Search the entries for the word "חללי". Copy every line that holds it.

┄┄┄┄┄┄┄┄┄┄┄┄┄┄┄┄┄┄┄┄

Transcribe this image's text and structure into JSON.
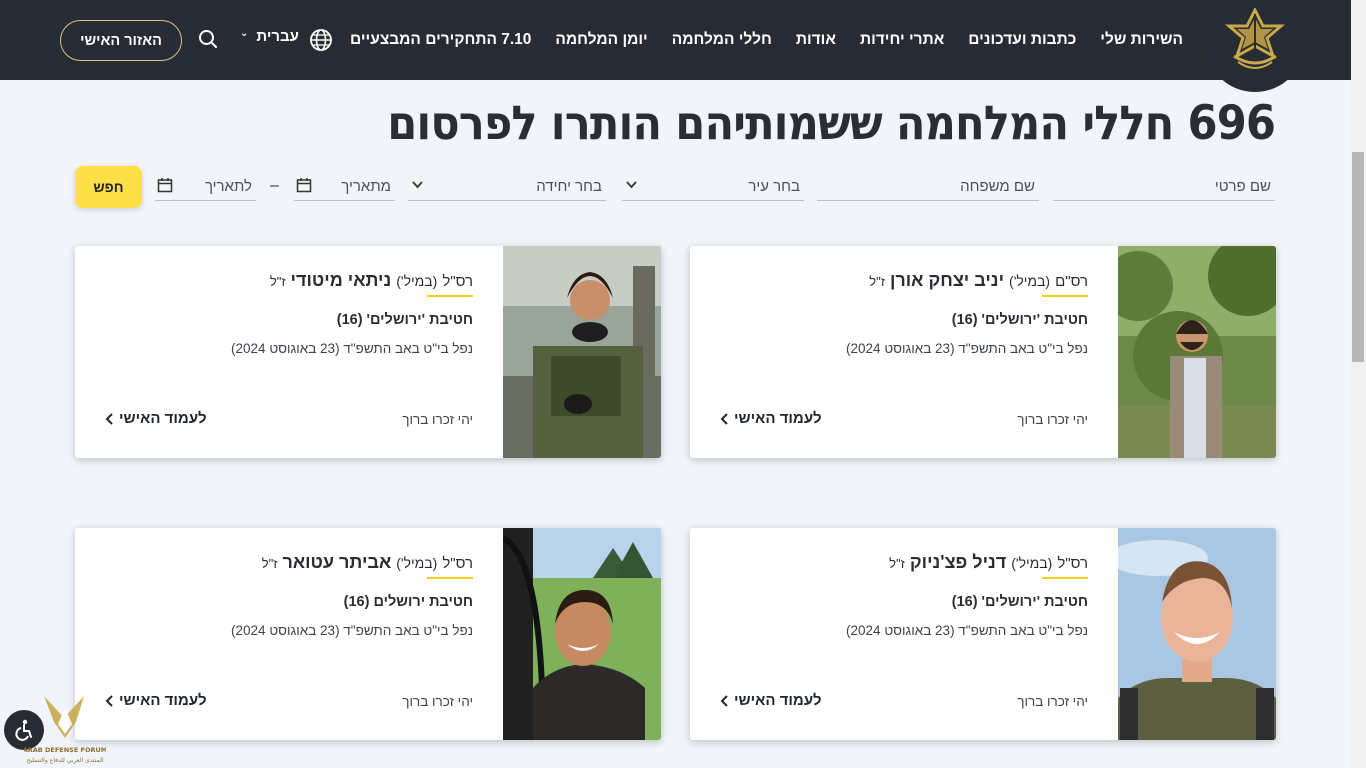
{
  "nav": {
    "items": [
      "השירות שלי",
      "כתבות ועדכונים",
      "אתרי יחידות",
      "אודות",
      "חללי המלחמה",
      "יומן המלחמה",
      "7.10 התחקירים המבצעיים"
    ],
    "language": "עברית",
    "personal_area": "האזור האישי"
  },
  "page": {
    "title": "696 חללי המלחמה ששמותיהם הותרו לפרסום"
  },
  "filters": {
    "first_name": "שם פרטי",
    "last_name": "שם משפחה",
    "city": "בחר עיר",
    "unit": "בחר יחידה",
    "from_date": "מתאריך",
    "to_date": "לתאריך",
    "dash": "–",
    "search_button": "חפש"
  },
  "cards": [
    {
      "rank": "רס\"ם",
      "reserve": "(במיל')",
      "name": "יניב יצחק אורן",
      "suffix": "ז\"ל",
      "unit": "חטיבת 'ירושלים' (16)",
      "fell": "נפל בי\"ט באב התשפ\"ד (23 באוגוסט 2024)",
      "memory": "יהי זכרו ברוך",
      "link": "לעמוד האישי"
    },
    {
      "rank": "רס\"ל",
      "reserve": "(במיל')",
      "name": "ניתאי מיטודי",
      "suffix": "ז\"ל",
      "unit": "חטיבת 'ירושלים' (16)",
      "fell": "נפל בי\"ט באב התשפ\"ד (23 באוגוסט 2024)",
      "memory": "יהי זכרו ברוך",
      "link": "לעמוד האישי"
    },
    {
      "rank": "רס\"ל",
      "reserve": "(במיל')",
      "name": "דניל פצ'ניוק",
      "suffix": "ז\"ל",
      "unit": "חטיבת 'ירושלים' (16)",
      "fell": "נפל בי\"ט באב התשפ\"ד (23 באוגוסט 2024)",
      "memory": "יהי זכרו ברוך",
      "link": "לעמוד האישי"
    },
    {
      "rank": "רס\"ל",
      "reserve": "(במיל')",
      "name": "אביתר עטואר",
      "suffix": "ז\"ל",
      "unit": "חטיבת ירושלים (16)",
      "fell": "נפל בי\"ט באב התשפ\"ד (23 באוגוסט 2024)",
      "memory": "יהי זכרו ברוך",
      "link": "לעמוד האישי"
    }
  ],
  "watermark": {
    "line1": "ARAB DEFENSE FORUM",
    "line2": "المنتدى العربي للدفاع والتسليح"
  },
  "colors": {
    "header_bg": "#272b33",
    "accent_yellow": "#fde047",
    "underline_yellow": "#facc15",
    "page_bg": "#f1f5f9"
  }
}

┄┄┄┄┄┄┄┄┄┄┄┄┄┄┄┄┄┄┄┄

- [Exercise output]:
      "חללי המלחמה",
    "title": "696 חללי המלחמה ששמותיהם הותרו לפרסום"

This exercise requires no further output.